> What you are asked to do
When a line of the listing below has the string "angle" in it, copy that line.

> Data to process
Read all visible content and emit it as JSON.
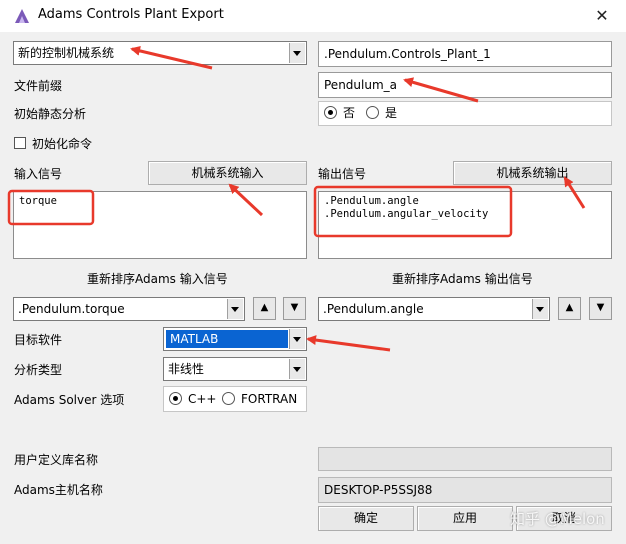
{
  "window": {
    "title": "Adams Controls Plant Export",
    "close_glyph": "✕"
  },
  "plant_type": {
    "selected": "新的控制机械系统"
  },
  "plant_name": {
    "value": ".Pendulum.Controls_Plant_1"
  },
  "file_prefix": {
    "label": "文件前缀",
    "value": "Pendulum_a"
  },
  "initial_static": {
    "label": "初始静态分析",
    "options": [
      "否",
      "是"
    ],
    "selected": "否"
  },
  "init_command": {
    "label": "初始化命令"
  },
  "input_signals": {
    "label": "输入信号",
    "button": "机械系统输入",
    "items": [
      "torque"
    ],
    "reorder_label": "重新排序Adams 输入信号",
    "reorder_selected": ".Pendulum.torque"
  },
  "output_signals": {
    "label": "输出信号",
    "button": "机械系统输出",
    "items": [
      ".Pendulum.angle",
      ".Pendulum.angular_velocity"
    ],
    "reorder_label": "重新排序Adams 输出信号",
    "reorder_selected": ".Pendulum.angle"
  },
  "move_up_glyph": "▲",
  "move_down_glyph": "▼",
  "target_software": {
    "label": "目标软件",
    "selected": "MATLAB"
  },
  "analysis_type": {
    "label": "分析类型",
    "selected": "非线性"
  },
  "solver": {
    "label": "Adams Solver 选项",
    "options": [
      "C++",
      "FORTRAN"
    ],
    "selected": "C++"
  },
  "user_library": {
    "label": "用户定义库名称",
    "value": ""
  },
  "host": {
    "label": "Adams主机名称",
    "value": "DESKTOP-P5SSJ88"
  },
  "buttons": {
    "ok": "确定",
    "apply": "应用",
    "cancel": "取消"
  },
  "watermark": "知乎 @Melon",
  "colors": {
    "selection": "#0a64d2",
    "annotation": "#e8392b"
  }
}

> Answer to the exercise
      ".Pendulum.angle",
    "reorder_selected": ".Pendulum.angle"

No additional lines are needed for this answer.